The records must be retyped exactly, with no pictures included.

(Website and app data records)
┄┄┄┄┄┄

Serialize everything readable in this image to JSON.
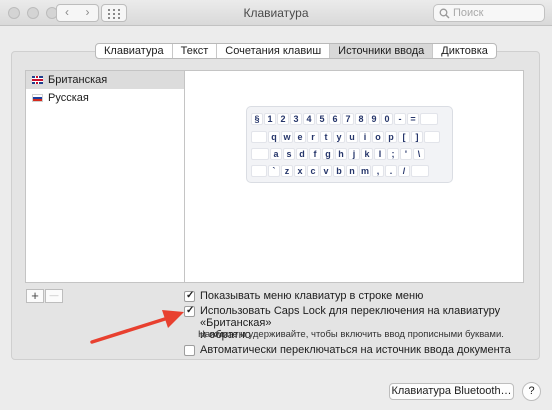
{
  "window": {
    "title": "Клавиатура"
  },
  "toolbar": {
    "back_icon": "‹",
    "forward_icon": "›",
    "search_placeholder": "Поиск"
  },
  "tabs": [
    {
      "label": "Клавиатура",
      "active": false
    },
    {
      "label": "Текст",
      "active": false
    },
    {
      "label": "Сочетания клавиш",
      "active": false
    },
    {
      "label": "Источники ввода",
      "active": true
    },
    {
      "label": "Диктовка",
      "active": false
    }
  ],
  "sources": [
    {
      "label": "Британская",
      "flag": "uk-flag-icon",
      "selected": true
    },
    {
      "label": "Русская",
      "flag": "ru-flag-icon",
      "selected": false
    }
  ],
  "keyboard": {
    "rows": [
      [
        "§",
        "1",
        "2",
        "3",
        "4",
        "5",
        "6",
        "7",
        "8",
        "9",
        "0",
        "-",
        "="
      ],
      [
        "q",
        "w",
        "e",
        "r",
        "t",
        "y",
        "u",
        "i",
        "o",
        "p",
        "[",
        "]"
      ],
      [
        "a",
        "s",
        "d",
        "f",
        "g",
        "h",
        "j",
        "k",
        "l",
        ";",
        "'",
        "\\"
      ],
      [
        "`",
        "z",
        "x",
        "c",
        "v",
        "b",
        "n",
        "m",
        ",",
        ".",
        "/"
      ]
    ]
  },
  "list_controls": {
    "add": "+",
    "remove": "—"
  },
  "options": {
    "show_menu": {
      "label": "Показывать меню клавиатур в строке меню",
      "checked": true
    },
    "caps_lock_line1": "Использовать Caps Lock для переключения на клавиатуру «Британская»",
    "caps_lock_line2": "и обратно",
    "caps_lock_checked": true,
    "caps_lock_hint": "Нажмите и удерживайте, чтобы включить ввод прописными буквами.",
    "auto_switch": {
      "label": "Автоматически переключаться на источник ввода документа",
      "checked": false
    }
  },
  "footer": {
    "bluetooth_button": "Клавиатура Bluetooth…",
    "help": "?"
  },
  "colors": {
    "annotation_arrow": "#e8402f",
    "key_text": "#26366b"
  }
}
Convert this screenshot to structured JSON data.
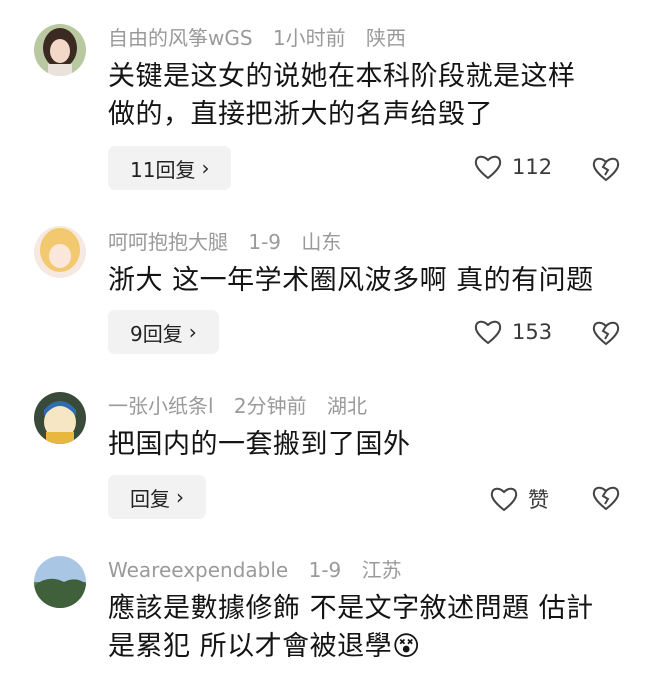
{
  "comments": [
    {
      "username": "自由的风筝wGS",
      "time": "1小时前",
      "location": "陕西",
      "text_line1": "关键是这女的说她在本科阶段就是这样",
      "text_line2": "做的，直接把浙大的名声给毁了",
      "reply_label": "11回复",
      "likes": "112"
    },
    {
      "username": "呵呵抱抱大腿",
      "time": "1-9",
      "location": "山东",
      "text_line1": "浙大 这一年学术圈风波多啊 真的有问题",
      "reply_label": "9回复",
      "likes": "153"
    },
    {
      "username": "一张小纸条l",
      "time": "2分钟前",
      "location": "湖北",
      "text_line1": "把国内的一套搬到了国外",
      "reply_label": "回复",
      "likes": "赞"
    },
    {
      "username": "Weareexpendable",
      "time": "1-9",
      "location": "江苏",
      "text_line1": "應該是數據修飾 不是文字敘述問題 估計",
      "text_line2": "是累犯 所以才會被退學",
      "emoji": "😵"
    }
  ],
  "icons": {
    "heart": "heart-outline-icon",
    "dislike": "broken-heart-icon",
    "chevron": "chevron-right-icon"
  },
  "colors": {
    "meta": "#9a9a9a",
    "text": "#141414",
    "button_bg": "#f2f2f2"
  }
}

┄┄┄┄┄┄

**Solution to this problem**
Serialize everything readable in this image to JSON.
{
  "window": {
    "title": "Клавиатура"
  },
  "toolbar": {
    "back_icon": "‹",
    "forward_icon": "›",
    "search_placeholder": "Поиск"
  },
  "tabs": [
    {
      "label": "Клавиатура",
      "active": false
    },
    {
      "label": "Текст",
      "active": false
    },
    {
      "label": "Сочетания клавиш",
      "active": false
    },
    {
      "label": "Источники ввода",
      "active": true
    },
    {
      "label": "Диктовка",
      "active": false
    }
  ],
  "sources": [
    {
      "label": "Британская",
      "flag": "uk-flag-icon",
      "selected": true
    },
    {
      "label": "Русская",
      "flag": "ru-flag-icon",
      "selected": false
    }
  ],
  "keyboard": {
    "rows": [
      [
        "§",
        "1",
        "2",
        "3",
        "4",
        "5",
        "6",
        "7",
        "8",
        "9",
        "0",
        "-",
        "="
      ],
      [
        "q",
        "w",
        "e",
        "r",
        "t",
        "y",
        "u",
        "i",
        "o",
        "p",
        "[",
        "]"
      ],
      [
        "a",
        "s",
        "d",
        "f",
        "g",
        "h",
        "j",
        "k",
        "l",
        ";",
        "'",
        "\\"
      ],
      [
        "`",
        "z",
        "x",
        "c",
        "v",
        "b",
        "n",
        "m",
        ",",
        ".",
        "/"
      ]
    ]
  },
  "list_controls": {
    "add": "+",
    "remove": "—"
  },
  "options": {
    "show_menu": {
      "label": "Показывать меню клавиатур в строке меню",
      "checked": true
    },
    "caps_lock_line1": "Использовать Caps Lock для переключения на клавиатуру «Британская»",
    "caps_lock_line2": "и обратно",
    "caps_lock_checked": true,
    "caps_lock_hint": "Нажмите и удерживайте, чтобы включить ввод прописными буквами.",
    "auto_switch": {
      "label": "Автоматически переключаться на источник ввода документа",
      "checked": false
    }
  },
  "footer": {
    "bluetooth_button": "Клавиатура Bluetooth…",
    "help": "?"
  },
  "colors": {
    "annotation_arrow": "#e8402f",
    "key_text": "#26366b"
  }
}
Convert this screenshot to structured JSON data.
{
  "comments": [
    {
      "username": "自由的风筝wGS",
      "time": "1小时前",
      "location": "陕西",
      "text_line1": "关键是这女的说她在本科阶段就是这样",
      "text_line2": "做的，直接把浙大的名声给毁了",
      "reply_label": "11回复",
      "likes": "112"
    },
    {
      "username": "呵呵抱抱大腿",
      "time": "1-9",
      "location": "山东",
      "text_line1": "浙大 这一年学术圈风波多啊 真的有问题",
      "reply_label": "9回复",
      "likes": "153"
    },
    {
      "username": "一张小纸条l",
      "time": "2分钟前",
      "location": "湖北",
      "text_line1": "把国内的一套搬到了国外",
      "reply_label": "回复",
      "likes": "赞"
    },
    {
      "username": "Weareexpendable",
      "time": "1-9",
      "location": "江苏",
      "text_line1": "應該是數據修飾 不是文字敘述問題 估計",
      "text_line2": "是累犯 所以才會被退學",
      "emoji": "😵"
    }
  ],
  "icons": {
    "heart": "heart-outline-icon",
    "dislike": "broken-heart-icon",
    "chevron": "chevron-right-icon"
  },
  "colors": {
    "meta": "#9a9a9a",
    "text": "#141414",
    "button_bg": "#f2f2f2"
  }
}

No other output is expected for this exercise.